Directions for this task => Your answer should be a number only: the count of lines in the following entries that contain "text".

*** Input for this task Section Begins ***

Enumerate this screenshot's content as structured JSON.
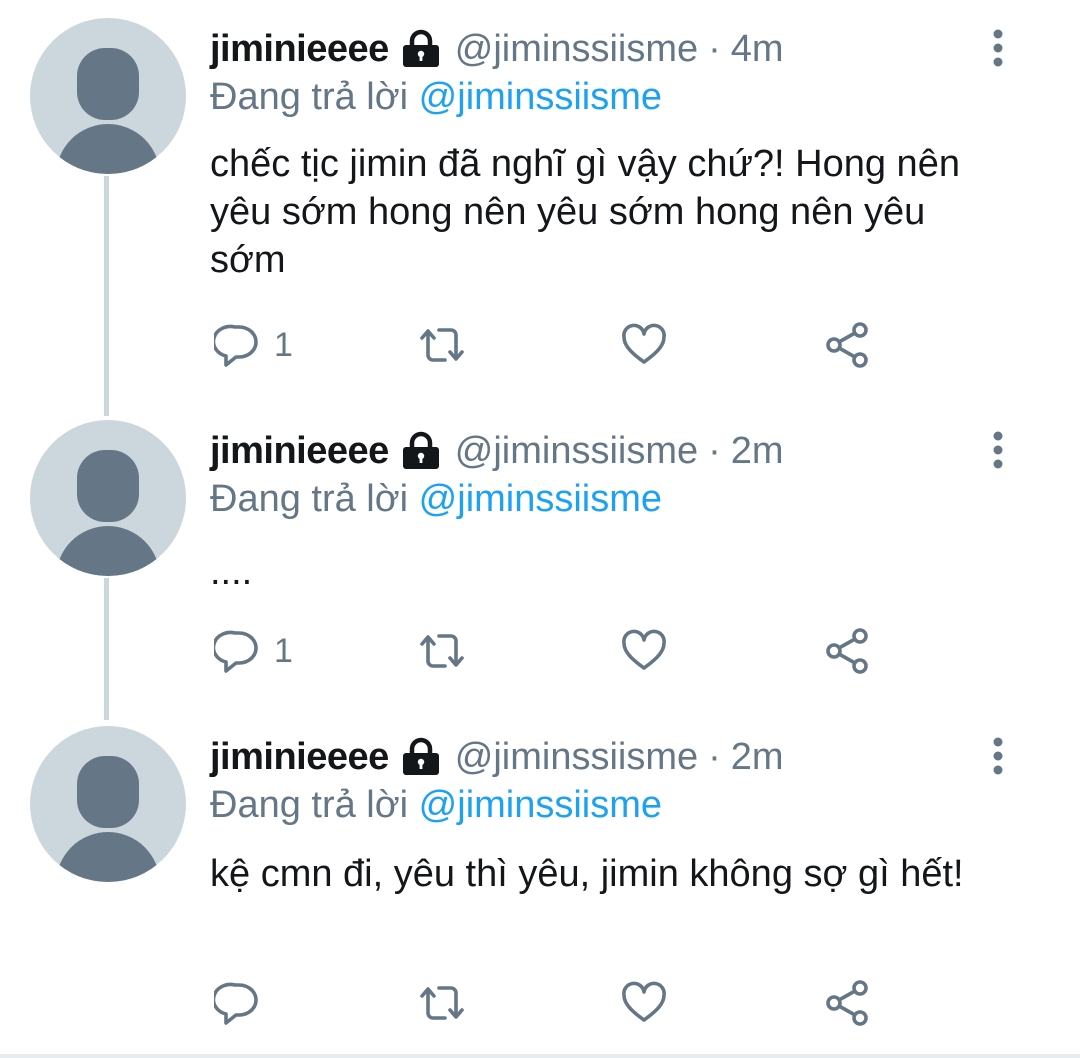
{
  "tweets": [
    {
      "display_name": "jiminieeee",
      "handle": "@jiminssiisme",
      "separator": "·",
      "time": "4m",
      "reply_prefix": "Đang trả lời",
      "reply_to": "@jiminssiisme",
      "text": "chếc tịc jimin đã nghĩ gì vậy chứ?! Hong nên yêu sớm hong nên yêu sớm hong nên yêu sớm",
      "reply_count": "1"
    },
    {
      "display_name": "jiminieeee",
      "handle": "@jiminssiisme",
      "separator": "·",
      "time": "2m",
      "reply_prefix": "Đang trả lời",
      "reply_to": "@jiminssiisme",
      "text": "....",
      "reply_count": "1"
    },
    {
      "display_name": "jiminieeee",
      "handle": "@jiminssiisme",
      "separator": "·",
      "time": "2m",
      "reply_prefix": "Đang trả lời",
      "reply_to": "@jiminssiisme",
      "text": "kệ cmn đi, yêu thì yêu, jimin không sợ gì hết!",
      "reply_count": ""
    }
  ],
  "icons": {
    "lock": "lock-icon",
    "more": "more-vertical-icon",
    "reply": "reply-bubble-icon",
    "retweet": "retweet-icon",
    "like": "heart-icon",
    "share": "share-icon"
  },
  "colors": {
    "name": "#14171a",
    "muted": "#657786",
    "mention": "#1da1f2",
    "avatar_bg": "#ccd6dd",
    "avatar_fg": "#657786",
    "thread_line": "#ccd6dd"
  }
}
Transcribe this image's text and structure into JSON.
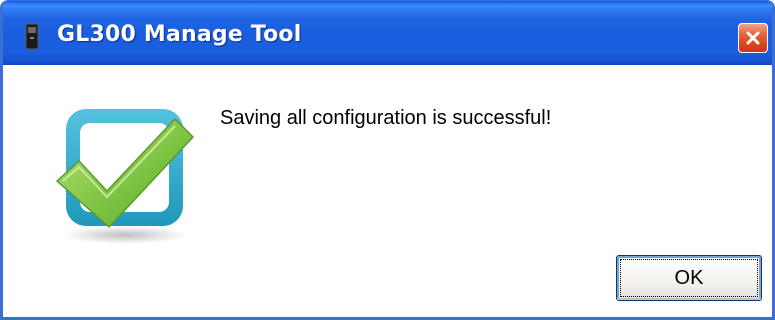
{
  "window": {
    "title": "GL300 Manage Tool",
    "app_icon": "device-icon",
    "close_icon": "close-icon"
  },
  "dialog": {
    "message": "Saving all configuration is successful!",
    "status_icon": "success-checkmark-icon",
    "ok_label": "OK"
  },
  "colors": {
    "titlebar": "#1b5fe0",
    "close_button": "#d8481f",
    "checkbox_frame": "#2aa8c8",
    "checkmark": "#7ec443"
  }
}
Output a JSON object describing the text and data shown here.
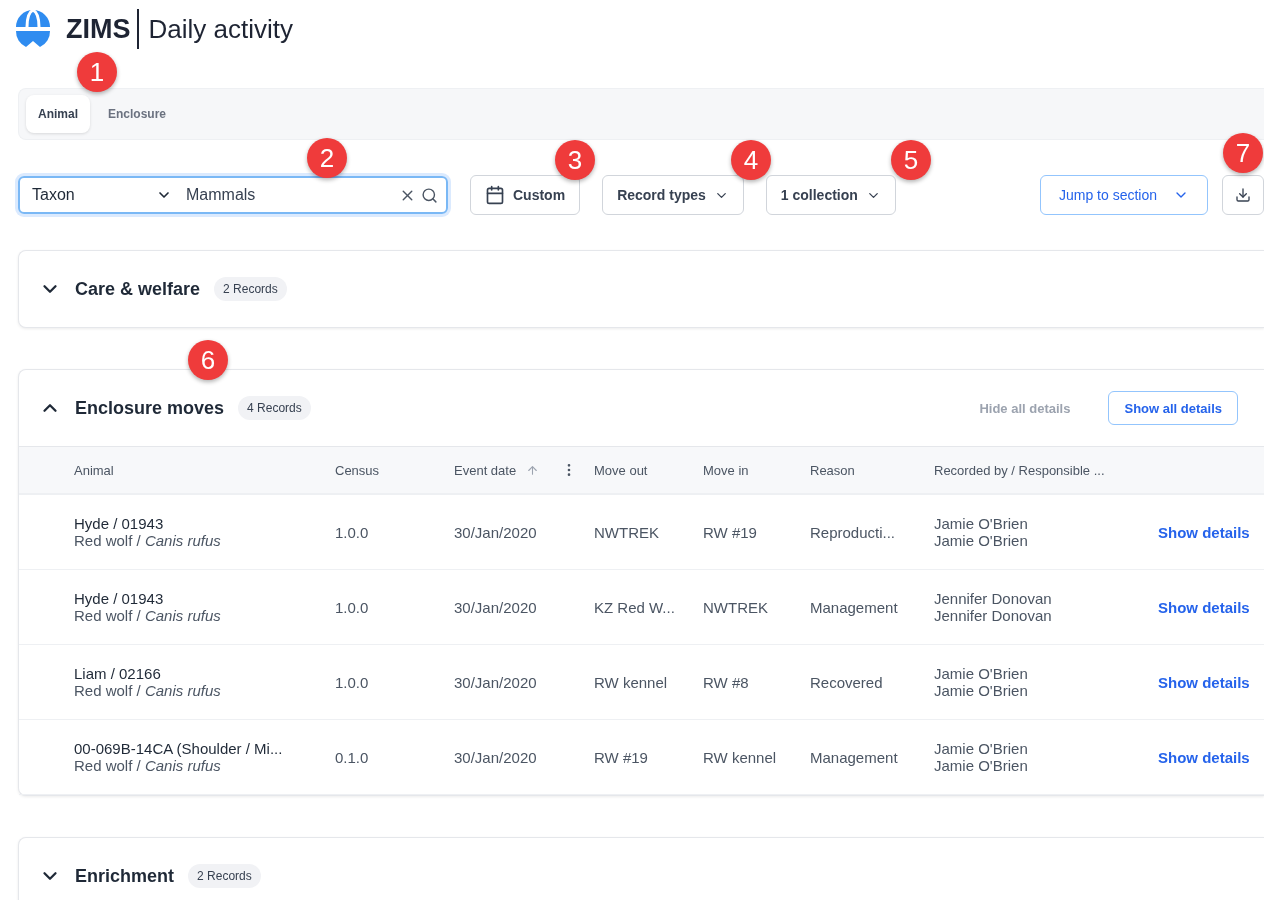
{
  "header": {
    "brand": "ZIMS",
    "title": "Daily activity"
  },
  "tabs": [
    {
      "label": "Animal",
      "selected": true
    },
    {
      "label": "Enclosure",
      "selected": false
    }
  ],
  "filters": {
    "search_type": "Taxon",
    "search_value": "Mammals",
    "date": "Custom",
    "record_types": "Record types",
    "collection": "1 collection",
    "jump": "Jump to section"
  },
  "sections": [
    {
      "title": "Care & welfare",
      "count": "2 Records",
      "expanded": false
    },
    {
      "title": "Enclosure moves",
      "count": "4 Records",
      "expanded": true,
      "hide_all": "Hide all details",
      "show_all": "Show all details",
      "columns": [
        "Animal",
        "Census",
        "Event date",
        "Move out",
        "Move in",
        "Reason",
        "Recorded by / Responsible ..."
      ],
      "rows": [
        {
          "animal": "Hyde / 01943",
          "species": "Red wolf / *Canis rufus*",
          "census": "1.0.0",
          "date": "30/Jan/2020",
          "move_out": "NWTREK",
          "move_in": "RW #19",
          "reason": "Reproducti...",
          "recorded_by": "Jamie O'Brien",
          "responsible": "Jamie O'Brien",
          "action": "Show details"
        },
        {
          "animal": "Hyde / 01943",
          "species": "Red wolf / *Canis rufus*",
          "census": "1.0.0",
          "date": "30/Jan/2020",
          "move_out": "KZ Red W...",
          "move_in": "NWTREK",
          "reason": "Management",
          "recorded_by": "Jennifer Donovan",
          "responsible": "Jennifer Donovan",
          "action": "Show details"
        },
        {
          "animal": "Liam / 02166",
          "species": "Red wolf / *Canis rufus*",
          "census": "1.0.0",
          "date": "30/Jan/2020",
          "move_out": "RW kennel",
          "move_in": "RW #8",
          "reason": "Recovered",
          "recorded_by": "Jamie O'Brien",
          "responsible": "Jamie O'Brien",
          "action": "Show details"
        },
        {
          "animal": "00-069B-14CA (Shoulder / Mi...",
          "species": "Red wolf / *Canis rufus*",
          "census": "0.1.0",
          "date": "30/Jan/2020",
          "move_out": "RW #19",
          "move_in": "RW kennel",
          "reason": "Management",
          "recorded_by": "Jamie O'Brien",
          "responsible": "Jamie O'Brien",
          "action": "Show details"
        }
      ]
    },
    {
      "title": "Enrichment",
      "count": "2 Records",
      "expanded": false
    }
  ],
  "callouts": [
    "1",
    "2",
    "3",
    "4",
    "5",
    "6",
    "7"
  ]
}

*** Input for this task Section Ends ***

Exercise response => 5